May I please have every record restated word for word, with the images left out?

↓↓↓

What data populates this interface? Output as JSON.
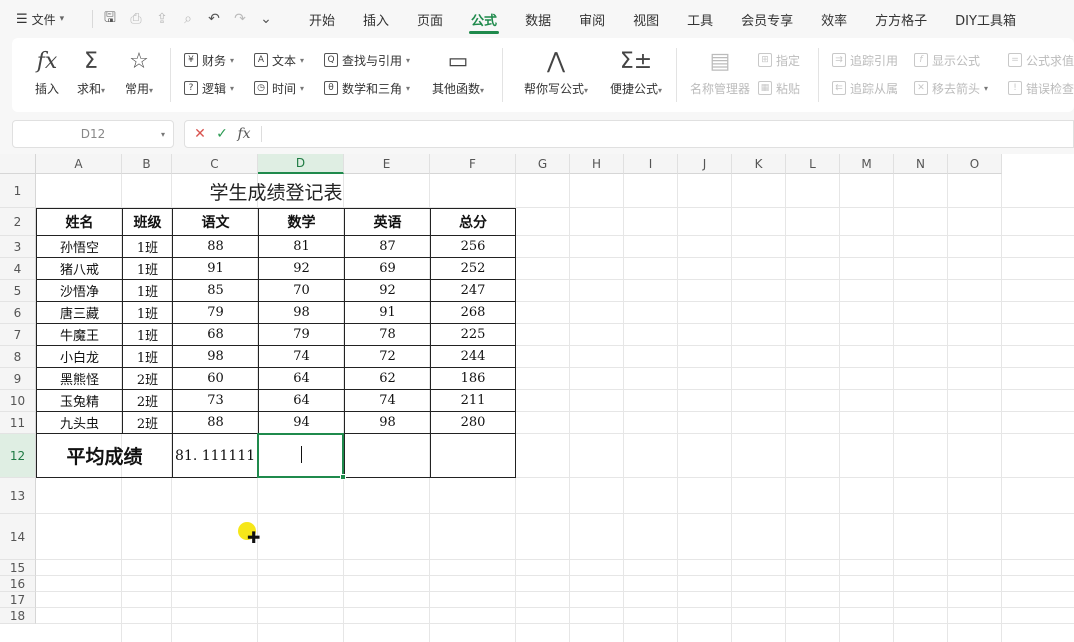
{
  "menu": {
    "file_label": "文件",
    "tabs": [
      "开始",
      "插入",
      "页面",
      "公式",
      "数据",
      "审阅",
      "视图",
      "工具",
      "会员专享",
      "效率",
      "方方格子",
      "DIY工具箱"
    ],
    "active_tab": "公式"
  },
  "ribbon": {
    "insert": "插入",
    "sum": "求和",
    "common": "常用",
    "finance": "财务",
    "text": "文本",
    "lookup": "查找与引用",
    "logic": "逻辑",
    "time": "时间",
    "math": "数学和三角",
    "other_funcs": "其他函数",
    "help_write": "帮你写公式",
    "quick_formula": "便捷公式",
    "name_manager": "名称管理器",
    "define": "指定",
    "paste": "粘贴",
    "trace_precedents": "追踪引用",
    "trace_dependents": "追踪从属",
    "show_formula": "显示公式",
    "remove_arrows": "移去箭头",
    "formula_eval": "公式求值",
    "error_check": "错误检查"
  },
  "formula_bar": {
    "name_box": "D12",
    "fx_label": "fx",
    "content": ""
  },
  "grid": {
    "columns": [
      "A",
      "B",
      "C",
      "D",
      "E",
      "F",
      "G",
      "H",
      "I",
      "J",
      "K",
      "L",
      "M",
      "N",
      "O"
    ],
    "rows": [
      "1",
      "2",
      "3",
      "4",
      "5",
      "6",
      "7",
      "8",
      "9",
      "10",
      "11",
      "12",
      "13",
      "14",
      "15",
      "16",
      "17",
      "18"
    ],
    "selected_column": "D",
    "selected_row": "12"
  },
  "sheet": {
    "title": "学生成绩登记表",
    "headers": [
      "姓名",
      "班级",
      "语文",
      "数学",
      "英语",
      "总分"
    ],
    "rows": [
      [
        "孙悟空",
        "1班",
        "88",
        "81",
        "87",
        "256"
      ],
      [
        "猪八戒",
        "1班",
        "91",
        "92",
        "69",
        "252"
      ],
      [
        "沙悟净",
        "1班",
        "85",
        "70",
        "92",
        "247"
      ],
      [
        "唐三藏",
        "1班",
        "79",
        "98",
        "91",
        "268"
      ],
      [
        "牛魔王",
        "1班",
        "68",
        "79",
        "78",
        "225"
      ],
      [
        "小白龙",
        "1班",
        "98",
        "74",
        "72",
        "244"
      ],
      [
        "黑熊怪",
        "2班",
        "60",
        "64",
        "62",
        "186"
      ],
      [
        "玉兔精",
        "2班",
        "73",
        "64",
        "74",
        "211"
      ],
      [
        "九头虫",
        "2班",
        "88",
        "94",
        "98",
        "280"
      ]
    ],
    "average_label": "平均成绩",
    "average_chinese": "81. 111111"
  }
}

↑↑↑

EXPECTED ANSWER -
What data populates this interface? Output as JSON.
{
  "menu": {
    "file_label": "文件",
    "tabs": [
      "开始",
      "插入",
      "页面",
      "公式",
      "数据",
      "审阅",
      "视图",
      "工具",
      "会员专享",
      "效率",
      "方方格子",
      "DIY工具箱"
    ],
    "active_tab": "公式"
  },
  "ribbon": {
    "insert": "插入",
    "sum": "求和",
    "common": "常用",
    "finance": "财务",
    "text": "文本",
    "lookup": "查找与引用",
    "logic": "逻辑",
    "time": "时间",
    "math": "数学和三角",
    "other_funcs": "其他函数",
    "help_write": "帮你写公式",
    "quick_formula": "便捷公式",
    "name_manager": "名称管理器",
    "define": "指定",
    "paste": "粘贴",
    "trace_precedents": "追踪引用",
    "trace_dependents": "追踪从属",
    "show_formula": "显示公式",
    "remove_arrows": "移去箭头",
    "formula_eval": "公式求值",
    "error_check": "错误检查"
  },
  "formula_bar": {
    "name_box": "D12",
    "fx_label": "fx",
    "content": ""
  },
  "grid": {
    "columns": [
      "A",
      "B",
      "C",
      "D",
      "E",
      "F",
      "G",
      "H",
      "I",
      "J",
      "K",
      "L",
      "M",
      "N",
      "O"
    ],
    "rows": [
      "1",
      "2",
      "3",
      "4",
      "5",
      "6",
      "7",
      "8",
      "9",
      "10",
      "11",
      "12",
      "13",
      "14",
      "15",
      "16",
      "17",
      "18"
    ],
    "selected_column": "D",
    "selected_row": "12"
  },
  "sheet": {
    "title": "学生成绩登记表",
    "headers": [
      "姓名",
      "班级",
      "语文",
      "数学",
      "英语",
      "总分"
    ],
    "rows": [
      [
        "孙悟空",
        "1班",
        "88",
        "81",
        "87",
        "256"
      ],
      [
        "猪八戒",
        "1班",
        "91",
        "92",
        "69",
        "252"
      ],
      [
        "沙悟净",
        "1班",
        "85",
        "70",
        "92",
        "247"
      ],
      [
        "唐三藏",
        "1班",
        "79",
        "98",
        "91",
        "268"
      ],
      [
        "牛魔王",
        "1班",
        "68",
        "79",
        "78",
        "225"
      ],
      [
        "小白龙",
        "1班",
        "98",
        "74",
        "72",
        "244"
      ],
      [
        "黑熊怪",
        "2班",
        "60",
        "64",
        "62",
        "186"
      ],
      [
        "玉兔精",
        "2班",
        "73",
        "64",
        "74",
        "211"
      ],
      [
        "九头虫",
        "2班",
        "88",
        "94",
        "98",
        "280"
      ]
    ],
    "average_label": "平均成绩",
    "average_chinese": "81. 111111"
  }
}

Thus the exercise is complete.